[[ RECORDS SHOWN open ]]

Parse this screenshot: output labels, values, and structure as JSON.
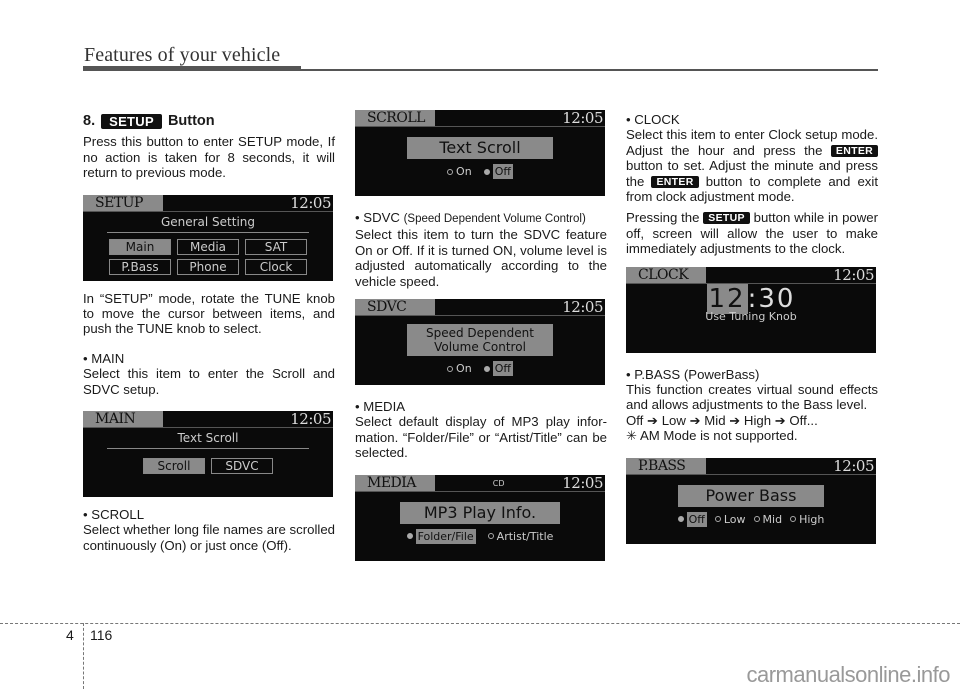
{
  "header": {
    "title": "Features of your vehicle"
  },
  "section": {
    "number": "8.",
    "key_label": "SETUP",
    "title_suffix": "Button",
    "intro": "Press this button to enter SETUP mode, If no action is taken for 8 seconds, it will return to previous mode.",
    "setup_note": "In “SETUP” mode, rotate the TUNE knob to move the cursor between items, and push the TUNE knob to select."
  },
  "screens": {
    "setup": {
      "mode": "SETUP",
      "time": "12:05",
      "subtitle": "General Setting",
      "items": [
        "Main",
        "Media",
        "SAT",
        "P.Bass",
        "Phone",
        "Clock"
      ],
      "selected": "Main"
    },
    "main": {
      "mode": "MAIN",
      "time": "12:05",
      "subtitle": "Text Scroll",
      "items": [
        "Scroll",
        "SDVC"
      ],
      "selected": "Scroll"
    },
    "scroll": {
      "mode": "SCROLL",
      "time": "12:05",
      "box": "Text Scroll",
      "options": [
        "On",
        "Off"
      ],
      "selected": "Off"
    },
    "sdvc": {
      "mode": "SDVC",
      "time": "12:05",
      "box_line1": "Speed Dependent",
      "box_line2": "Volume Control",
      "options": [
        "On",
        "Off"
      ],
      "selected": "Off"
    },
    "media": {
      "mode": "MEDIA",
      "mid": "CD",
      "time": "12:05",
      "box": "MP3 Play Info.",
      "options": [
        "Folder/File",
        "Artist/Title"
      ],
      "selected": "Folder/File"
    },
    "clock": {
      "mode": "CLOCK",
      "time": "12:05",
      "hour": "12",
      "sep": ":",
      "minute": "30",
      "hint": "Use Tuning Knob"
    },
    "pbass": {
      "mode": "P.BASS",
      "time": "12:05",
      "box": "Power Bass",
      "options": [
        "Off",
        "Low",
        "Mid",
        "High"
      ],
      "selected": "Off"
    }
  },
  "items": {
    "main": {
      "heading": "• MAIN",
      "text": "Select this item to enter the Scroll and SDVC setup."
    },
    "scroll": {
      "heading": "• SCROLL",
      "text": "Select whether long file names are scrolled continuously (On) or just once (Off)."
    },
    "sdvc": {
      "heading": "• SDVC",
      "heading_suffix": "(Speed Dependent Volume Control)",
      "text": "Select this item to turn the SDVC feature On or Off. If it is turned ON, volume level is adjusted automatically according to the vehicle speed."
    },
    "media": {
      "heading": "• MEDIA",
      "text": "Select default display of MP3 play infor-mation. “Folder/File” or “Artist/Title” can be selected."
    },
    "clock": {
      "heading": "• CLOCK",
      "text_a": "Select this item to enter Clock setup mode. Adjust the hour and press the",
      "key_enter": "ENTER",
      "text_b": "button to set. Adjust the minute and press the",
      "text_c": "button to complete and exit from clock adjustment mode.",
      "text_d": "Pressing the",
      "key_setup": "SETUP",
      "text_e": "button while in power off, screen will allow the user to make immediately adjustments to the clock."
    },
    "pbass": {
      "heading": "• P.BASS (PowerBass)",
      "text": "This function creates virtual sound effects and allows adjustments to the Bass level.",
      "cycle": "Off ➔ Low ➔ Mid ➔ High ➔ Off...",
      "note": "✳ AM Mode is not supported."
    }
  },
  "footer": {
    "chapter": "4",
    "page": "116",
    "watermark": "carmanualsonline.info"
  }
}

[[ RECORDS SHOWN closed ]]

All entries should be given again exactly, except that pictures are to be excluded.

Parse this screenshot: output labels, values, and structure as JSON.
{
  "header": {
    "title": "Features of your vehicle"
  },
  "section": {
    "number": "8.",
    "key_label": "SETUP",
    "title_suffix": "Button",
    "intro": "Press this button to enter SETUP mode, If no action is taken for 8 seconds, it will return to previous mode.",
    "setup_note": "In “SETUP” mode, rotate the TUNE knob to move the cursor between items, and push the TUNE knob to select."
  },
  "screens": {
    "setup": {
      "mode": "SETUP",
      "time": "12:05",
      "subtitle": "General Setting",
      "items": [
        "Main",
        "Media",
        "SAT",
        "P.Bass",
        "Phone",
        "Clock"
      ],
      "selected": "Main"
    },
    "main": {
      "mode": "MAIN",
      "time": "12:05",
      "subtitle": "Text Scroll",
      "items": [
        "Scroll",
        "SDVC"
      ],
      "selected": "Scroll"
    },
    "scroll": {
      "mode": "SCROLL",
      "time": "12:05",
      "box": "Text Scroll",
      "options": [
        "On",
        "Off"
      ],
      "selected": "Off"
    },
    "sdvc": {
      "mode": "SDVC",
      "time": "12:05",
      "box_line1": "Speed Dependent",
      "box_line2": "Volume Control",
      "options": [
        "On",
        "Off"
      ],
      "selected": "Off"
    },
    "media": {
      "mode": "MEDIA",
      "mid": "CD",
      "time": "12:05",
      "box": "MP3 Play Info.",
      "options": [
        "Folder/File",
        "Artist/Title"
      ],
      "selected": "Folder/File"
    },
    "clock": {
      "mode": "CLOCK",
      "time": "12:05",
      "hour": "12",
      "sep": ":",
      "minute": "30",
      "hint": "Use Tuning Knob"
    },
    "pbass": {
      "mode": "P.BASS",
      "time": "12:05",
      "box": "Power Bass",
      "options": [
        "Off",
        "Low",
        "Mid",
        "High"
      ],
      "selected": "Off"
    }
  },
  "items": {
    "main": {
      "heading": "• MAIN",
      "text": "Select this item to enter the Scroll and SDVC setup."
    },
    "scroll": {
      "heading": "• SCROLL",
      "text": "Select whether long file names are scrolled continuously (On) or just once (Off)."
    },
    "sdvc": {
      "heading": "• SDVC",
      "heading_suffix": "(Speed Dependent Volume Control)",
      "text": "Select this item to turn the SDVC feature On or Off. If it is turned ON, volume level is adjusted automatically according to the vehicle speed."
    },
    "media": {
      "heading": "• MEDIA",
      "text": "Select default display of MP3 play infor-mation. “Folder/File” or “Artist/Title” can be selected."
    },
    "clock": {
      "heading": "• CLOCK",
      "text_a": "Select this item to enter Clock setup mode. Adjust the hour and press the",
      "key_enter": "ENTER",
      "text_b": "button to set. Adjust the minute and press the",
      "text_c": "button to complete and exit from clock adjustment mode.",
      "text_d": "Pressing the",
      "key_setup": "SETUP",
      "text_e": "button while in power off, screen will allow the user to make immediately adjustments to the clock."
    },
    "pbass": {
      "heading": "• P.BASS (PowerBass)",
      "text": "This function creates virtual sound effects and allows adjustments to the Bass level.",
      "cycle": "Off ➔ Low ➔ Mid ➔ High ➔ Off...",
      "note": "✳ AM Mode is not supported."
    }
  },
  "footer": {
    "chapter": "4",
    "page": "116",
    "watermark": "carmanualsonline.info"
  }
}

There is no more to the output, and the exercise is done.